How many kinds of drunks are there? This study takes on that question:
“Searching for Mr. Hyde: A five-factor approach to characterizing ‘types of drunks’“, Rachel Pearl Winograd [pictured here], Douglas Steinley, and Kenneth Sher, Addiction Theory and Research, epub April 24, 2015. (Thanks to Maddalena Feliciello for bringing this to our attention.) The authors, at the University of Missouri-Columbia, explain:

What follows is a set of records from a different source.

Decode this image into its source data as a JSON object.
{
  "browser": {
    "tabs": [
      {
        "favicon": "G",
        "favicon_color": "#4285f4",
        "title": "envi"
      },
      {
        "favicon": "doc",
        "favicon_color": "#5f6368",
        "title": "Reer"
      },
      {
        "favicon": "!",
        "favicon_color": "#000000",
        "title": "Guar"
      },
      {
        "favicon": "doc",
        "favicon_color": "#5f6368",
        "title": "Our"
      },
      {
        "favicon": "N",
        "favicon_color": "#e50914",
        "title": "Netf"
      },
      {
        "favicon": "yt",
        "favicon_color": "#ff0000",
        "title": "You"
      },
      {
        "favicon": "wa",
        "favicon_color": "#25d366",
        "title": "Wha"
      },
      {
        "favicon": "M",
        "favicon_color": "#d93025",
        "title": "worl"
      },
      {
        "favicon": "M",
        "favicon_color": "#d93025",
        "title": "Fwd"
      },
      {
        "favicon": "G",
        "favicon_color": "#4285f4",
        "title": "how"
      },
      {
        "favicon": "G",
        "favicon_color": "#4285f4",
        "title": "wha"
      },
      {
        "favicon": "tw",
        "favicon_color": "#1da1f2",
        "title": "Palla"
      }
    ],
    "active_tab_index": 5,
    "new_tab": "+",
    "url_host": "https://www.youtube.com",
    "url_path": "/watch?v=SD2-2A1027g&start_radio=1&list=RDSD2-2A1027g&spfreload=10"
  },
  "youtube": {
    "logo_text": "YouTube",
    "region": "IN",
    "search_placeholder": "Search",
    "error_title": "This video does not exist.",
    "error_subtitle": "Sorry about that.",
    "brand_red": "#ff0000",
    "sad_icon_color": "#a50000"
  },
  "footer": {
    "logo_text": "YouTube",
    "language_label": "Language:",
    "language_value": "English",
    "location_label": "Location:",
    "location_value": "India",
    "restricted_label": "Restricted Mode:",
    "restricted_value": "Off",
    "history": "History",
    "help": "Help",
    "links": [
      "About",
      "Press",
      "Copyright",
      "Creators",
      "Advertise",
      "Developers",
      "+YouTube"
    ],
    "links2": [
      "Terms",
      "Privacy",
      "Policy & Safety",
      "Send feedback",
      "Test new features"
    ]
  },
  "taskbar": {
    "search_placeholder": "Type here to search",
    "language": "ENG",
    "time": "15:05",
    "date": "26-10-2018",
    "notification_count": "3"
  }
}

Some individuals “change” more dramatically than others when intoxicated, and the nature and magnitude of these changes can result in harmful outcomes. This study utilized reports (N = 374) of participants’ “typical” five-factor model (FFM) characteristics across sober and intoxicated states and assessed the degree to which these reports could be grouped into meaningful clusters, as well as the association of cluster membership with negative alcohol-related consequences. Results from finite mixture model clustering revealed a four cluster solution. Cluster 1, “Hemingway,” was the largest and defined by intoxication-related decreases in Conscientiousness and Intellect that were below average; Cluster 2, “Mary Poppins,” was defined by being high in Agreeableness when sober, decreasing less than average in Conscientiousness and Intellect and increasing more than average in Extraversion when drunk; Cluster 3, “Mr. Hyde,” reported larger drunk decreases in Conscientiousness and Intellect and smaller increases in Extraversion; Cluster 4, “The Nutty Professor,” was defined by being low in Extraversion when sober, increasing more than average in Extraversion and decreasing less than average in Conscientiousness when drunk. Cluster membership was associated with experiencing more alcohol consequences. These results support use of the FFM to characterize clinically meaningful subgroups of sober-to-drunk differences in trait expression.